Let me be clear: these are not critiques to the games in their own merit, but rather comments on their ability to be turned towards a purpose (offering an RPG-like experience) which was never the point of their original design.

Since the aim is not to create a brand new game genre to bedazzle the market, the presence of games that more or less fit the role of “roleplay bridge” is actually helpful, as publishers will be able to fit such games in known categories. On the other hand none of these games were created to fill such a role, and this shows in the shortcomings I mentioned above. Thus the task at hand is to focus on designing games that can better and more fully deliver an RPG-like experience through an honest to God boardgame medium.

Another key element is, being published by an actual boardgame publisher rather than by an RPG one or independently. This is important for multiple reasons.

First of all, the boardgame industry has different quality and design standards than the RPG one; if a game gets the approval of a boardgame publisher it means it has what it takes to pass itself as a boardgame in the eyes of the boardgame community too.

Secondly, being published by a company known for producing boardgames sets the expectation that this new weird game too will be a proper boardgame, rather than “one of those RPG things”. This might sound shallow, but setting the proper expectation often makes or breaks a product.

Finally, it’s just a matter of numbers and size. In the contemporary Italian market, but I suspect the numbers will not be that much different in the rest of Europe, selling about 1000 copies of an RPG rulebook in a single year is considered a very good achievement, with "indie" titles obviously straggling a bit behind. On the other hand the average boardgame publisher usually deals in volumes of 4000 units per year, less if the resources are tight or the game doesn’t inspire too much confidence, more if the title is expected to perform particularly well for some reason.
If nothing else, this means that a boardgame product has the potential to reach a much broader audience than an RPG ever could.

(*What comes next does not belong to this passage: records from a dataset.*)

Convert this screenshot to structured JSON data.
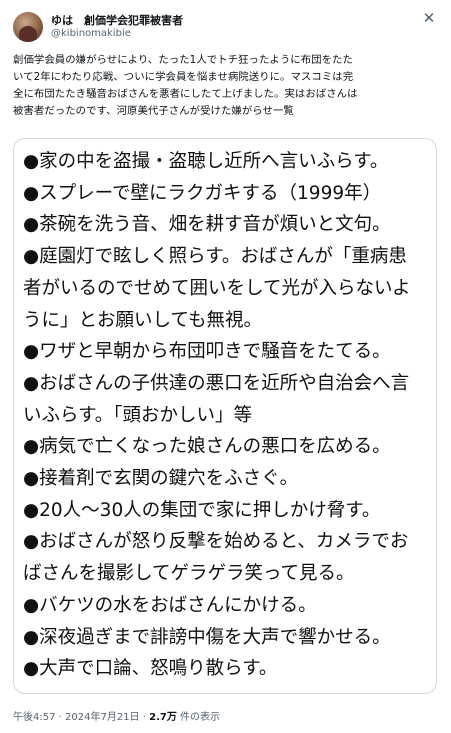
{
  "author": {
    "display_name": "ゆは　創価学会犯罪被害者",
    "handle": "@kibinomakibie"
  },
  "icons": {
    "close": "close-icon",
    "avatar": "profile-photo"
  },
  "body_lines": [
    "創価学会員の嫌がらせにより、たった1人でトチ狂ったように布団をたた",
    "いて2年にわたり応戦、ついに学会員を悩ませ病院送りに。マスコミは完",
    "全に布団たたき騒音おばさんを悪者にしたて上げました。実はおばさんは",
    "被害者だったのです、河原美代子さんが受けた嫌がらせ一覧"
  ],
  "image_lines": [
    "●家の中を盗撮・盗聴し近所へ言いふらす。",
    "●スプレーで壁にラクガキする（1999年）",
    "●茶碗を洗う音、畑を耕す音が煩いと文句。",
    "●庭園灯で眩しく照らす。おばさんが「重病患",
    "者がいるのでせめて囲いをして光が入らないよ",
    "うに」とお願いしても無視。",
    "●ワザと早朝から布団叩きで騒音をたてる。",
    "●おばさんの子供達の悪口を近所や自治会へ言",
    "いふらす。「頭おかしい」等",
    "●病気で亡くなった娘さんの悪口を広める。",
    "●接着剤で玄関の鍵穴をふさぐ。",
    "●20人〜30人の集団で家に押しかけ脅す。",
    "●おばさんが怒り反撃を始めると、カメラでお",
    "ばさんを撮影してゲラゲラ笑って見る。",
    "●バケツの水をおばさんにかける。",
    "●深夜過ぎまで誹謗中傷を大声で響かせる。",
    "●大声で口論、怒鳴り散らす。"
  ],
  "footer": {
    "time": "午後4:57",
    "separator": " · ",
    "date": "2024年7月21日",
    "views_count": "2.7万",
    "views_label": " 件の表示"
  }
}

Before anyone asks, I'm intentionally ignoring D&D as its numbers are so far above those of any other RPG (about 10.000 sells of the localised 5th Ed Player's Handbook in its first year) as to constitute an exceptional and unique phenomenon, thus irrelevant when analysing the overall RPG scene; it’s almost a separate market of its own.

Call To Action

To the best of my knowledge there are currently no boardgames designed to intentionally be a bridge experience towards RPGs. Especially not products that a “proper” boardgame publisher would ever consider publishing. And if there are, they are too few/old/unknown to really influence the boardgaming culture. So let’s try and fill this niche! Let’s make new games that could, one session at a time, training and conditioning boardgame players to look at “normal” RPGs as something not so alien after all.

In my personal view the ideal RPG-bridge game should have:
  • appealing physical components
  • a clearly co-op or competitive structure
  • a clearly defined single-session end/victory condition
  • a short session duration of no more than 60 minutes
  • simple, fast and accessible rules that fit in only a few pages
  • a family friendly theme and look
  • as much as possible of the fundamental RPG core (fiction-->rules + rules-->fiction)
  • the potential for campaign play
  • concrete mechanics to break down and aid the production of fiction

It’s not going to be easy. I myself are currently butting heads with the design of one such game. I hope in the near future I will not be alone in this endeavour.